╭─ Entries shown
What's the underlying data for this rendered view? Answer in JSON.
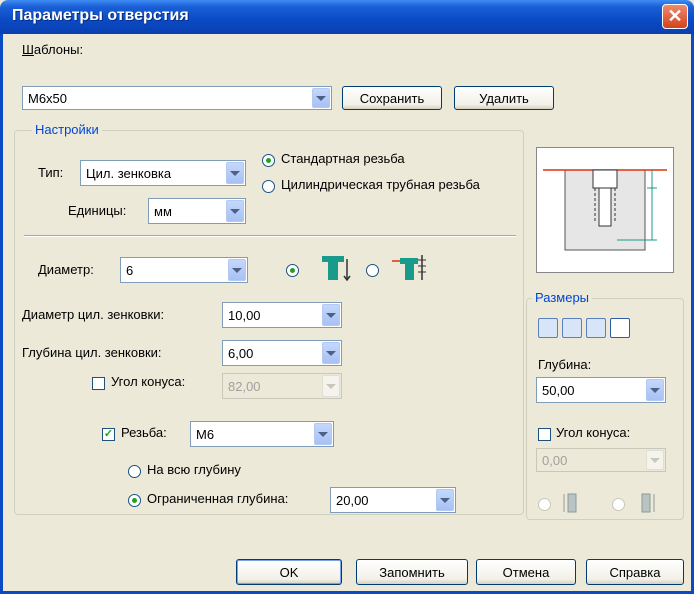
{
  "window": {
    "title": "Параметры отверстия",
    "close_glyph": "✕"
  },
  "templates": {
    "label": "Шаблоны:",
    "value": "M6x50",
    "save": "Сохранить",
    "delete": "Удалить"
  },
  "settings": {
    "group_label": "Настройки",
    "type_label": "Тип:",
    "type_value": "Цил. зенковка",
    "units_label": "Единицы:",
    "units_value": "мм",
    "thread_std": "Стандартная резьба",
    "thread_pipe": "Цилиндрическая трубная резьба",
    "diameter_label": "Диаметр:",
    "diameter_value": "6",
    "cbore_diam_label": "Диаметр цил. зенковки:",
    "cbore_diam_value": "10,00",
    "cbore_depth_label": "Глубина цил. зенковки:",
    "cbore_depth_value": "6,00",
    "taper_label": "Угол конуса:",
    "taper_value": "82,00",
    "thread_label": "Резьба:",
    "thread_value": "M6",
    "full_depth": "На всю глубину",
    "limited_depth": "Ограниченная глубина:",
    "limited_depth_value": "20,00"
  },
  "sizes": {
    "group_label": "Размеры",
    "depth_label": "Глубина:",
    "depth_value": "50,00",
    "taper_label": "Угол конуса:",
    "taper_value": "0,00"
  },
  "footer": {
    "ok": "OK",
    "remember": "Запомнить",
    "cancel": "Отмена",
    "help": "Справка"
  },
  "colors": {
    "title_bar": "#0a4ac4",
    "accent_red": "#e03010",
    "preview_teal": "#1a9a8a"
  }
}
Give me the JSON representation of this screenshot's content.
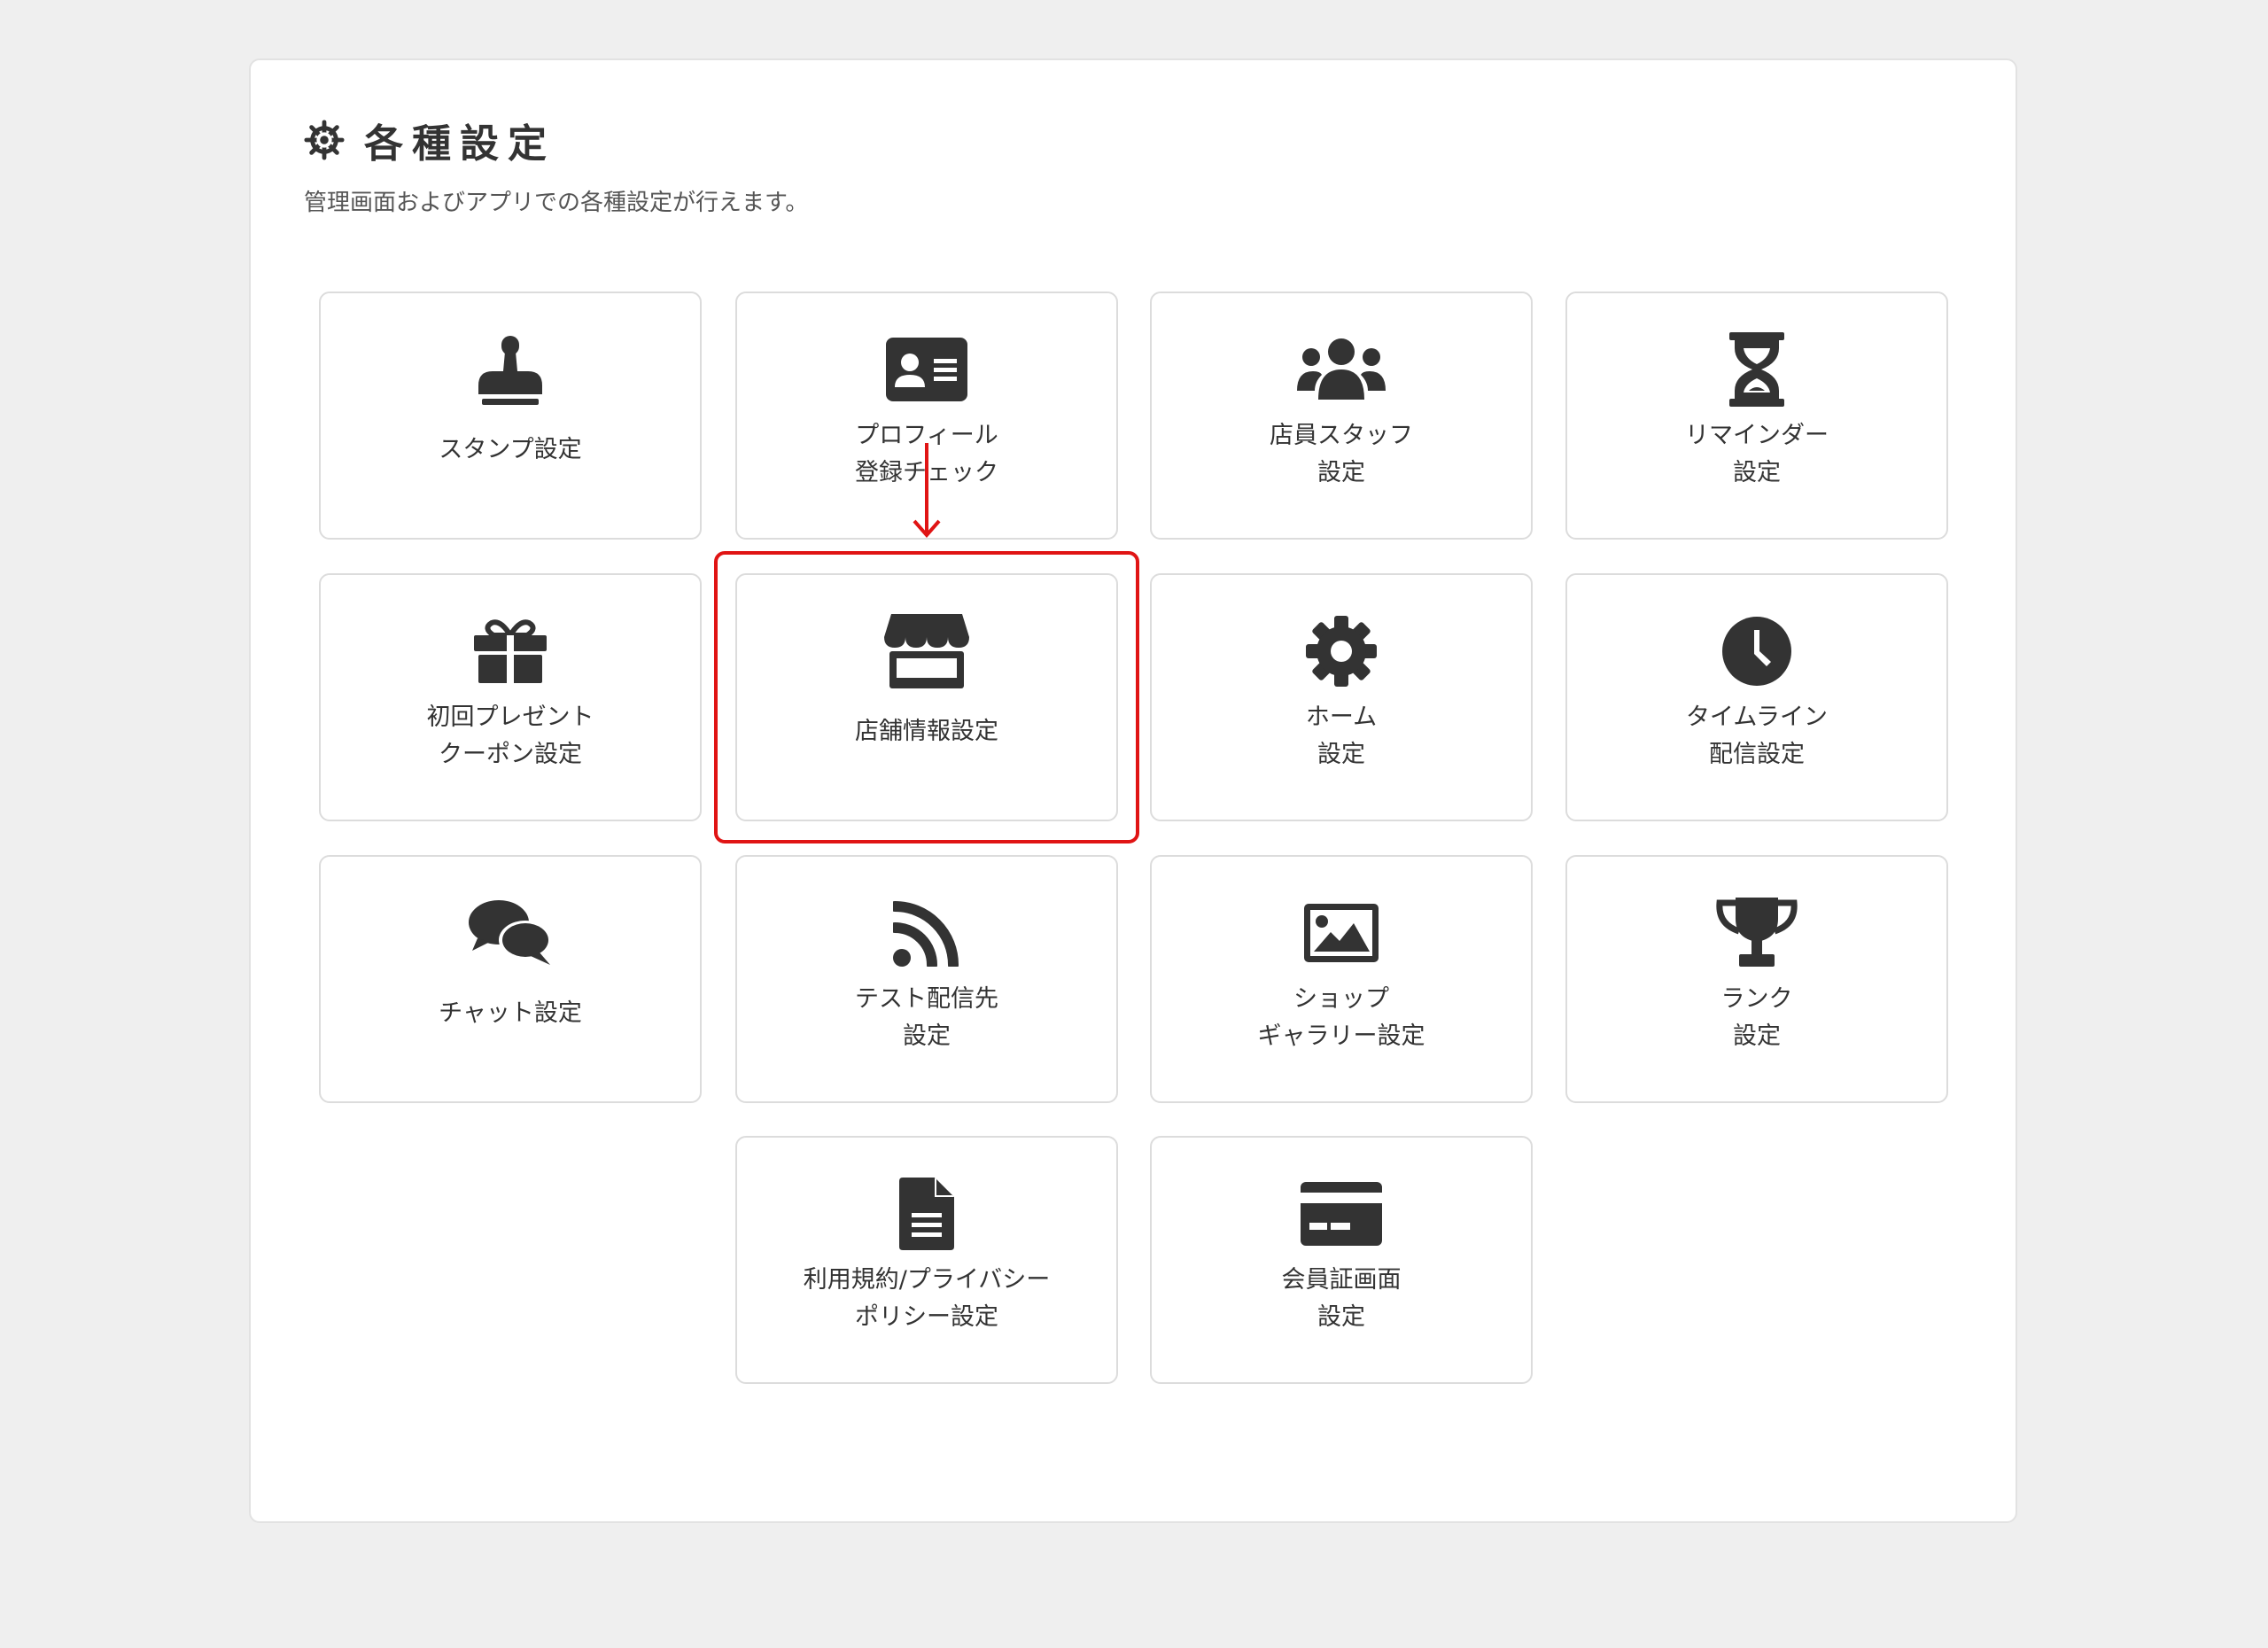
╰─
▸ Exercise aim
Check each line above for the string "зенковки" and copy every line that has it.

▸ Exercise solution
    "cbore_diam_label": "Диаметр цил. зенковки:",
    "cbore_depth_label": "Глубина цил. зенковки:",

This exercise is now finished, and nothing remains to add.